Jail staffers point fingers at each other during inquest
MILWAUKEE — Two Milwaukee County jailers and their boss blame each other for not reporting that a prisoner's water was shut off one week before he died.
The finger pointing took place on the fourth day of an inquest into last April's death of 38-year-old Terrill Thomas, a bipolar inmate in solitary confinement. Jail Lt. Kashka Meadors and officers James Ramsey Guy and John Weber gave different accounts of what happened, each saying they thought somebody else wrote notes in jail logs that Thomas' water was cut off — and Meadors said she thought the matter was resolved before she went home.
Two other Milwaukee sheriff's officials have testified about policy violations that resulted in an order that Thomas' water be cut off. The inquest is expected to be finished early next week, when a jury decides whether to recommend charges to the district attorney.
Hearing set for man charged in 4 drunken-driving deaths

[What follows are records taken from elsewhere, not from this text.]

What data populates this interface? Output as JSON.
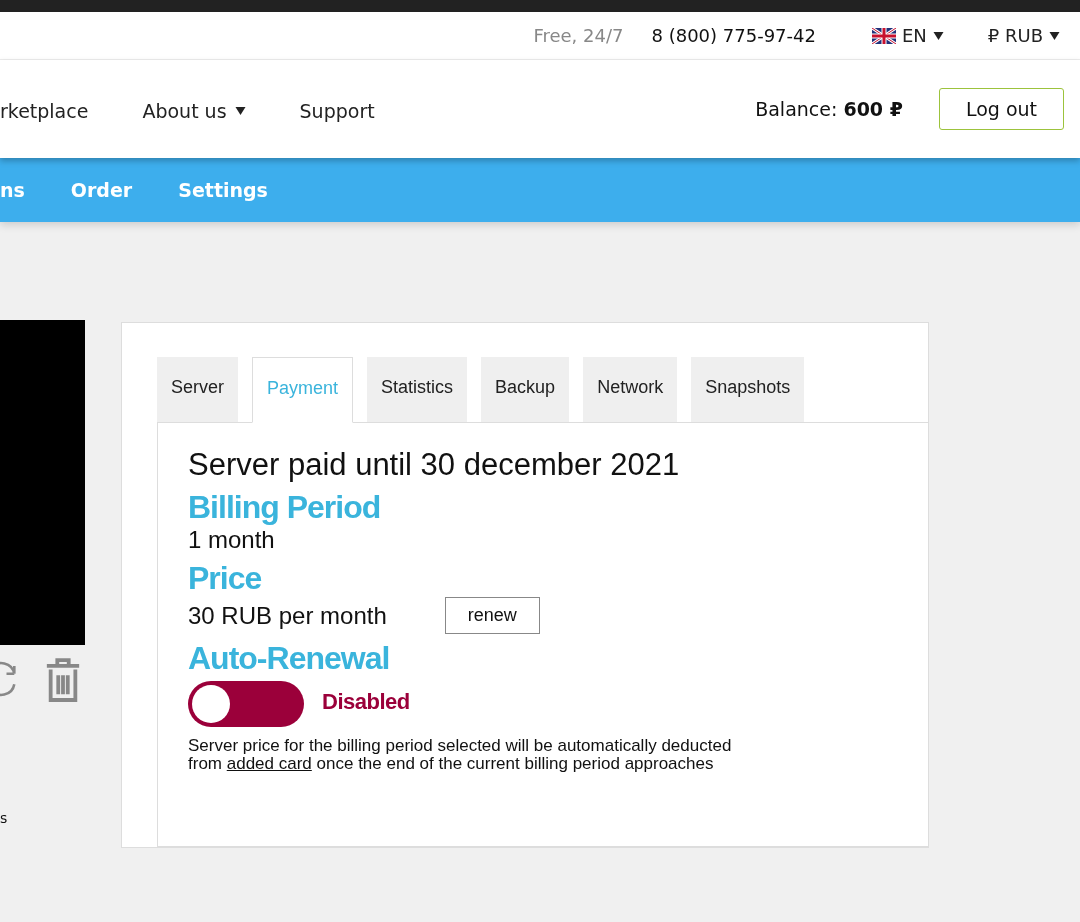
{
  "top_bar": {
    "hours": "Free, 24/7",
    "phone": "8 (800) 775-97-42",
    "language": "EN",
    "currency": "₽ RUB"
  },
  "nav": {
    "items": [
      {
        "label": "rketplace",
        "dropdown": false
      },
      {
        "label": "About us",
        "dropdown": true
      },
      {
        "label": "Support",
        "dropdown": false
      }
    ],
    "balance_label": "Balance:",
    "balance_value": "600 ₽",
    "logout": "Log out"
  },
  "subnav": {
    "items": [
      "ns",
      "Order",
      "Settings"
    ]
  },
  "left_panel": {
    "fragment": "s"
  },
  "tabs": [
    {
      "label": "Server",
      "selected": false
    },
    {
      "label": "Payment",
      "selected": true
    },
    {
      "label": "Statistics",
      "selected": false
    },
    {
      "label": "Backup",
      "selected": false
    },
    {
      "label": "Network",
      "selected": false
    },
    {
      "label": "Snapshots",
      "selected": false
    }
  ],
  "payment": {
    "paid_until": "Server paid until 30 december 2021",
    "billing_heading": "Billing Period",
    "billing_value": "1 month",
    "price_heading": "Price",
    "price_value": "30 RUB per month",
    "renew": "renew",
    "auto_heading": "Auto-Renewal",
    "auto_renewal": {
      "on": false,
      "status": "Disabled"
    },
    "note_before": "Server price for the billing period selected will be automatically deducted from",
    "note_link": "added card",
    "note_after": "once the end of the current billing period approaches"
  }
}
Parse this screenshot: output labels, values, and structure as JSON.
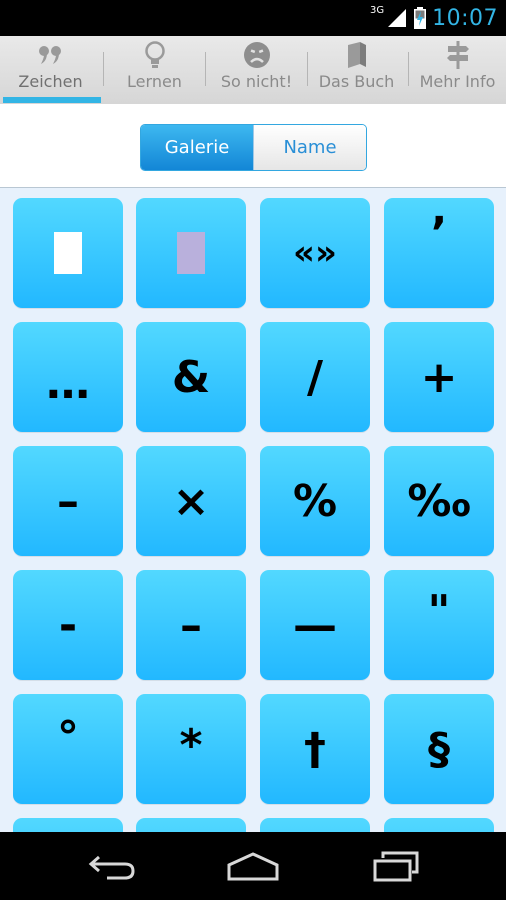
{
  "status_bar": {
    "network": "3G",
    "time": "10:07"
  },
  "tabs": [
    {
      "label": "Zeichen",
      "icon": "quote-icon",
      "active": true
    },
    {
      "label": "Lernen",
      "icon": "lightbulb-icon",
      "active": false
    },
    {
      "label": "So nicht!",
      "icon": "frown-face-icon",
      "active": false
    },
    {
      "label": "Das Buch",
      "icon": "book-icon",
      "active": false
    },
    {
      "label": "Mehr Info",
      "icon": "signpost-icon",
      "active": false
    }
  ],
  "view_toggle": {
    "gallery_label": "Galerie",
    "name_label": "Name",
    "selected": "Galerie"
  },
  "symbols": [
    [
      "white-block-symbol",
      "lavender-block-symbol",
      "«»",
      "’"
    ],
    [
      "…",
      "&",
      "/",
      "+"
    ],
    [
      "–",
      "×",
      "%",
      "‰"
    ],
    [
      "-",
      "–",
      "—",
      "\""
    ],
    [
      "°",
      "*",
      "†",
      "§"
    ],
    [
      "",
      "",
      "",
      ""
    ]
  ],
  "colors": {
    "accent": "#33b5e5",
    "tile_top": "#52d8ff",
    "tile_bottom": "#22b8ff",
    "grid_background": "#e7f1fc",
    "white_block": "#ffffff",
    "lavender_block": "#b9b0dc"
  },
  "nav_bar": [
    "back-icon",
    "home-icon",
    "recent-apps-icon"
  ]
}
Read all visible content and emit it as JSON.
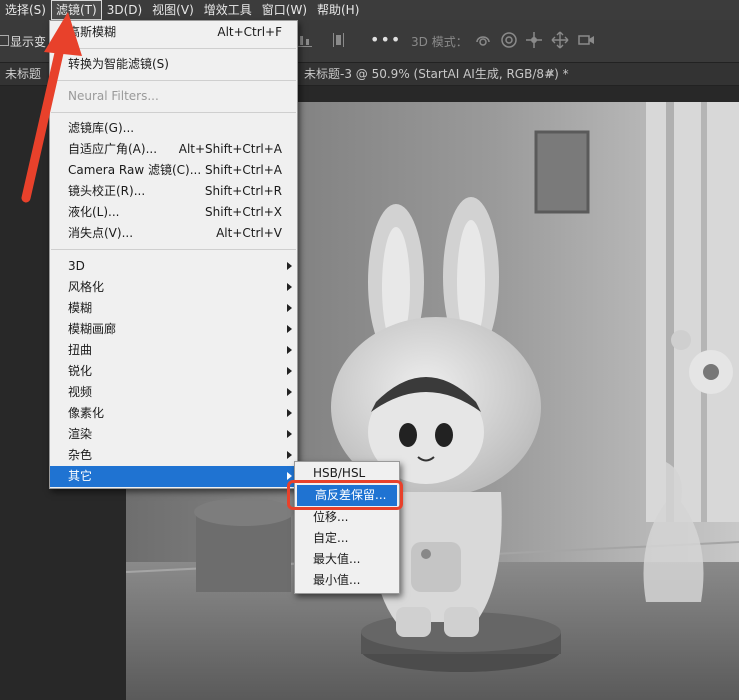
{
  "menubar": {
    "items": [
      {
        "label": "选择(S)",
        "active": false
      },
      {
        "label": "滤镜(T)",
        "active": true
      },
      {
        "label": "3D(D)",
        "active": false
      },
      {
        "label": "视图(V)",
        "active": false
      },
      {
        "label": "增效工具",
        "active": false
      },
      {
        "label": "窗口(W)",
        "active": false
      },
      {
        "label": "帮助(H)",
        "active": false
      }
    ]
  },
  "options": {
    "show_label": "显示变",
    "more": "•••",
    "mode_3d": "3D 模式："
  },
  "tabs": {
    "first": "未标题",
    "second": "未标题-3 @ 50.9% (StartAI AI生成, RGB/8#) *",
    "close": "✕"
  },
  "filter_menu": {
    "items": [
      {
        "label": "高斯模糊",
        "shortcut": "Alt+Ctrl+F"
      },
      {
        "label": "转换为智能滤镜(S)",
        "shortcut": ""
      },
      {
        "label": "Neural Filters...",
        "shortcut": ""
      },
      {
        "label": "滤镜库(G)...",
        "shortcut": ""
      },
      {
        "label": "自适应广角(A)...",
        "shortcut": "Alt+Shift+Ctrl+A"
      },
      {
        "label": "Camera Raw 滤镜(C)...",
        "shortcut": "Shift+Ctrl+A"
      },
      {
        "label": "镜头校正(R)...",
        "shortcut": "Shift+Ctrl+R"
      },
      {
        "label": "液化(L)...",
        "shortcut": "Shift+Ctrl+X"
      },
      {
        "label": "消失点(V)...",
        "shortcut": "Alt+Ctrl+V"
      },
      {
        "label": "3D"
      },
      {
        "label": "风格化"
      },
      {
        "label": "模糊"
      },
      {
        "label": "模糊画廊"
      },
      {
        "label": "扭曲"
      },
      {
        "label": "锐化"
      },
      {
        "label": "视频"
      },
      {
        "label": "像素化"
      },
      {
        "label": "渲染"
      },
      {
        "label": "杂色"
      },
      {
        "label": "其它"
      }
    ]
  },
  "other_submenu": {
    "items": [
      {
        "label": "HSB/HSL"
      },
      {
        "label": "高反差保留..."
      },
      {
        "label": "位移..."
      },
      {
        "label": "自定..."
      },
      {
        "label": "最大值..."
      },
      {
        "label": "最小值..."
      }
    ]
  },
  "colors": {
    "highlight": "#1f73d2",
    "annotation": "#e8412b"
  }
}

MADISON — A judge could decide Friday whether a Mayville man is mentally competent to stand trial in the drunken driving deaths of four people last fall.
Dane County Circuit Judge Stephen Ehlke is expected to review a neuropsychological report and determine if 33-year-old Brysen Wills can help with his own defense. He's charged with 15 felony counts for a head on interstate crash last November which killed Clenton Hall, Kimberly Radtke, Katey Pasqualini and Patrick Wasielewski — all younger than 30. Prosecutors say Wills had a blood alcohol content more than twice the legal limit when he drove the wrong way on I-94 near Deerfield at speeds above 90, and the crash occurred as a state trooper was chasing Wills.

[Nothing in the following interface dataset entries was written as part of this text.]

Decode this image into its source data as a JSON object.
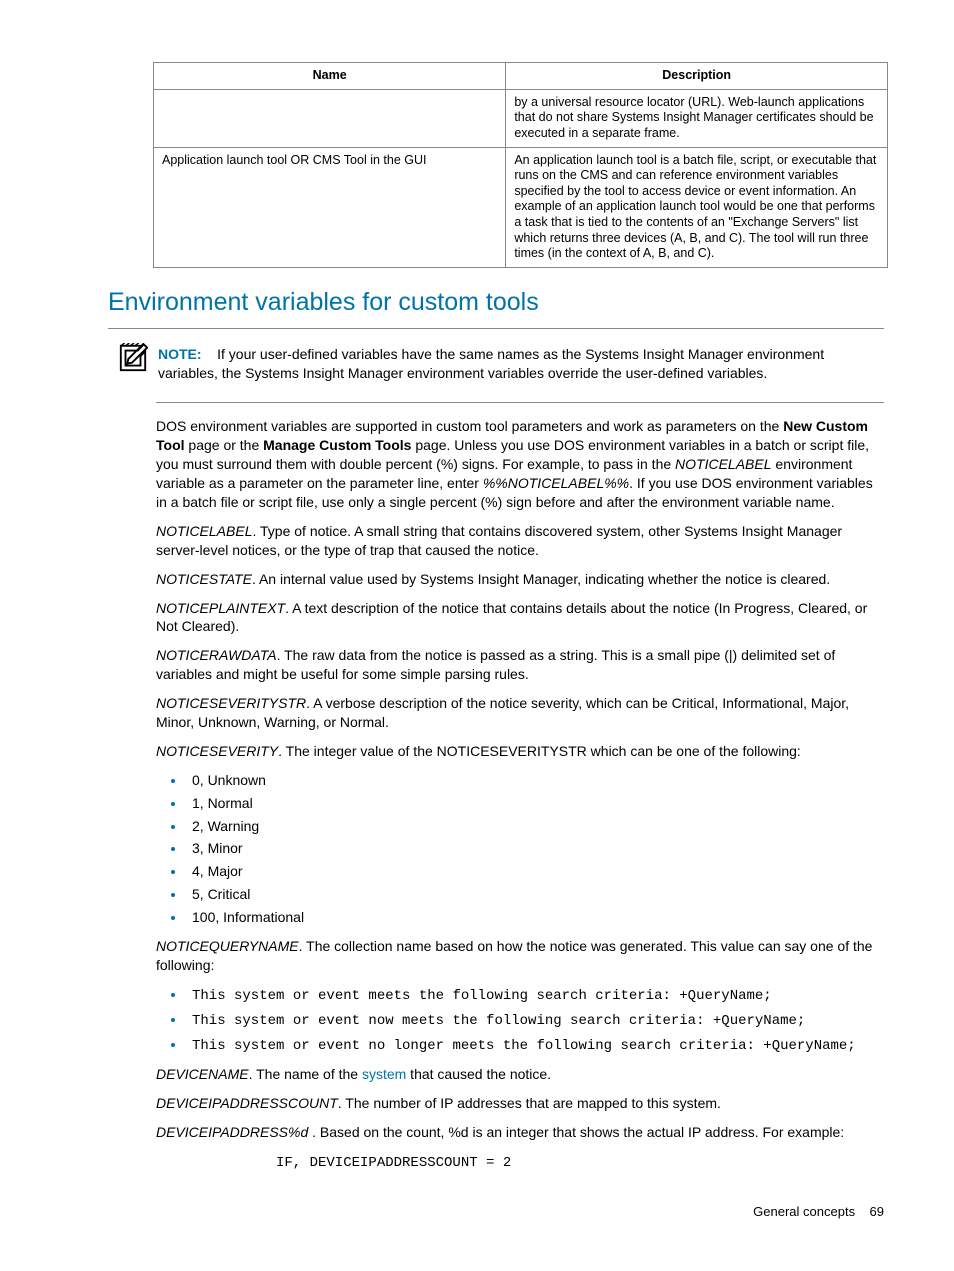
{
  "table": {
    "headers": [
      "Name",
      "Description"
    ],
    "rows": [
      {
        "name": "",
        "desc": "by a universal resource locator (URL). Web-launch applications that do not share Systems Insight Manager certificates should be executed in a separate frame."
      },
      {
        "name": "Application launch tool OR CMS Tool in the GUI",
        "desc": "An application launch tool is a batch file, script, or executable that runs on the CMS and can reference environment variables specified by the tool to access device or event information. An example of an application launch tool would be one that performs a task that is tied to the contents of an \"Exchange Servers\" list which returns three devices (A, B, and C). The tool will run three times (in the context of A, B, and C)."
      }
    ]
  },
  "section_title": "Environment variables for custom tools",
  "note_label": "NOTE:",
  "note_text": "If your user-defined variables have the same names as the Systems Insight Manager environment variables, the Systems Insight Manager environment variables override the user-defined variables.",
  "para1_a": "DOS environment variables are supported in custom tool parameters and work as parameters on the ",
  "para1_b": "New Custom Tool",
  "para1_c": " page or the ",
  "para1_d": "Manage Custom Tools",
  "para1_e": " page. Unless you use DOS environment variables in a batch or script file, you must surround them with double percent (%) signs. For example, to pass in the ",
  "para1_f": "NOTICELABEL",
  "para1_g": " environment variable as a parameter on the parameter line, enter ",
  "para1_h": "%%NOTICELABEL%%",
  "para1_i": ". If you use DOS environment variables in a batch file or script file, use only a single percent (%) sign before and after the environment variable name.",
  "v_noticelabel": "NOTICELABEL",
  "v_noticelabel_desc": ". Type of notice. A small string that contains discovered system, other Systems Insight Manager server-level notices, or the type of trap that caused the notice.",
  "v_noticestate": "NOTICESTATE",
  "v_noticestate_desc": ". An internal value used by Systems Insight Manager, indicating whether the notice is cleared.",
  "v_noticeplaintext": "NOTICEPLAINTEXT",
  "v_noticeplaintext_desc": ". A text description of the notice that contains details about the notice (In Progress, Cleared, or Not Cleared).",
  "v_noticerawdata": "NOTICERAWDATA",
  "v_noticerawdata_desc": ". The raw data from the notice is passed as a string. This is a small pipe (|) delimited set of variables and might be useful for some simple parsing rules.",
  "v_noticeseveritystr": "NOTICESEVERITYSTR",
  "v_noticeseveritystr_desc": ". A verbose description of the notice severity, which can be Critical, Informational, Major, Minor, Unknown, Warning, or Normal.",
  "v_noticeseverity": "NOTICESEVERITY",
  "v_noticeseverity_desc": ". The integer value of the NOTICESEVERITYSTR which can be one of the following:",
  "sev_items": [
    "0, Unknown",
    "1, Normal",
    "2, Warning",
    "3, Minor",
    "4, Major",
    "5, Critical",
    "100, Informational"
  ],
  "v_noticequeryname": "NOTICEQUERYNAME",
  "v_noticequeryname_desc": ". The collection name based on how the notice was generated. This value can say one of the following:",
  "q_items": [
    "This system or event meets the following search criteria: +QueryName;",
    "This system or event now meets the following search criteria: +QueryName;",
    "This system or event no longer meets the following search criteria: +QueryName;"
  ],
  "v_devicename": "DEVICENAME",
  "v_devicename_a": ". The name of the ",
  "v_devicename_b": "system",
  "v_devicename_c": " that caused the notice.",
  "v_deviceipcount": "DEVICEIPADDRESSCOUNT",
  "v_deviceipcount_desc": ". The number of IP addresses that are mapped to this system.",
  "v_deviceipaddr": "DEVICEIPADDRESS%d ",
  "v_deviceipaddr_desc": ". Based on the count, %d is an integer that shows the actual IP address. For example:",
  "code_line": "IF, DEVICEIPADDRESSCOUNT = 2",
  "footer_label": "General concepts",
  "footer_page": "69"
}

All but a handful of Grassland milk suppliers find new buyers
MILWAUKEE — Farm groups confirm that all but a few dairy farmers who lost Grassland Dairy as their main milk buyer will now have other buyers.
The Milwaukee Journal Sentinel says at least some farms will not get the prices they received from Grassland, but it will be enough to keep them going. Fifty-eight Wisconsin farms that were contracted with Grassland are having their sales cut off Monday because of a trade dispute with Canada.

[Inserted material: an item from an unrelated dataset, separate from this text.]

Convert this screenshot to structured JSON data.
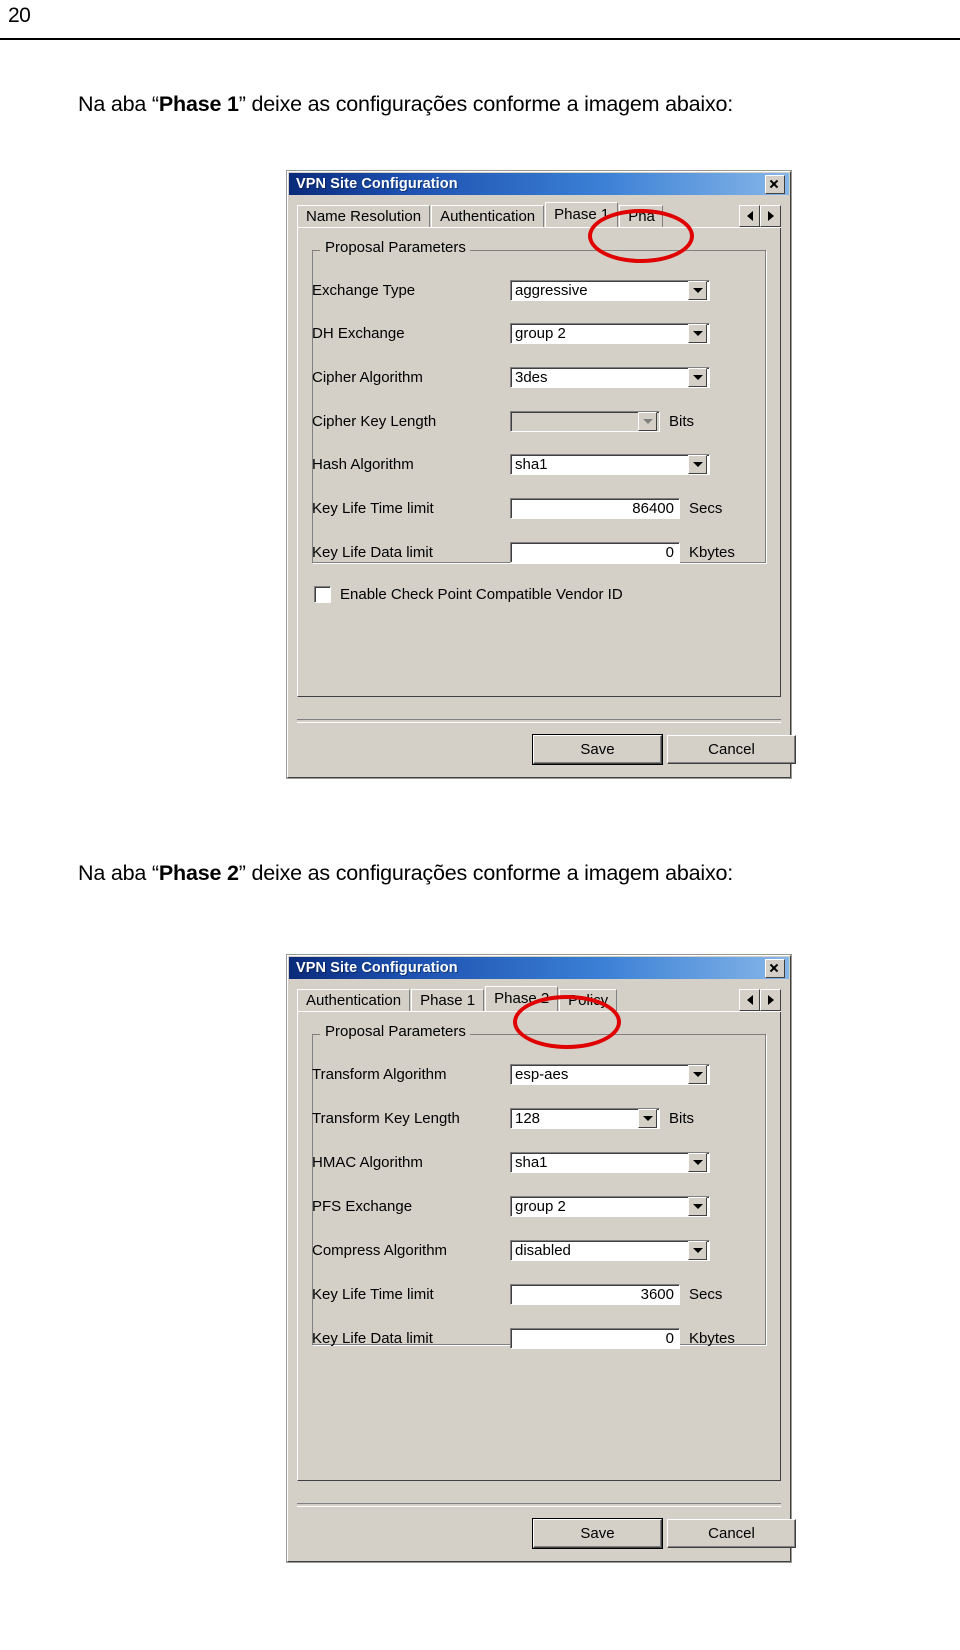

The state's largest news outlet says Mullins Cheese of Knowlton, The Rolling Hills Cooperative, and the Dairy Farmers of America have stepped in to help, among others. John Pagel of Green Bay's Dairy Business Milk Marketing Cooperative says 19 of its 23 affected farmers have new milk buyers, at least in the short run. The affected farms have between 80 and 3,000 cows.
Chippewa Falls moves ahead with next phase of Riverfront Park
CHIPPEWA FALLS — Chippewa Falls is moving ahead with the next phase of its development of Riverfront Park.
The city public works board learned Monday that bids for the next phase were $600,000 over the original budget. The redesign of the amphitheater stage contributed to the increase in costs. Plans to build picnic pavilions were put off to cut costs on the project.
Walker: Trump has 'really gotten Canada's attention'
MADISON — Gov. Scott Walker says President Donald Trump has "really gotten Canada's attention" in a trade dispute involving Wisconsin dairy farmers.
There were indications Wednesday that Trump would issue an executive order ending America's participation in the NAFTA free trade agreement. Trump later told Canadian and Mexican leaders he would not pull out, and the White House says all three countries plan to quickly move toward renegotiating the long running trade pact so all the nations benefit.
Walker told reporters in Madison Wednesday that he hopes Trump's "aggressive actions" will push Canada to offer at least temporary relief for Wisconsin dairy farmers, dozens of whom are losing their main customers for their milk because Canadian processors are no longer taking that milk for a highly specialized cheese product. Meanwhile, state agricultural administrator Daniel Smith says his agency has made a lot of progress the past couple days finding new suppliers for the farmers' milk.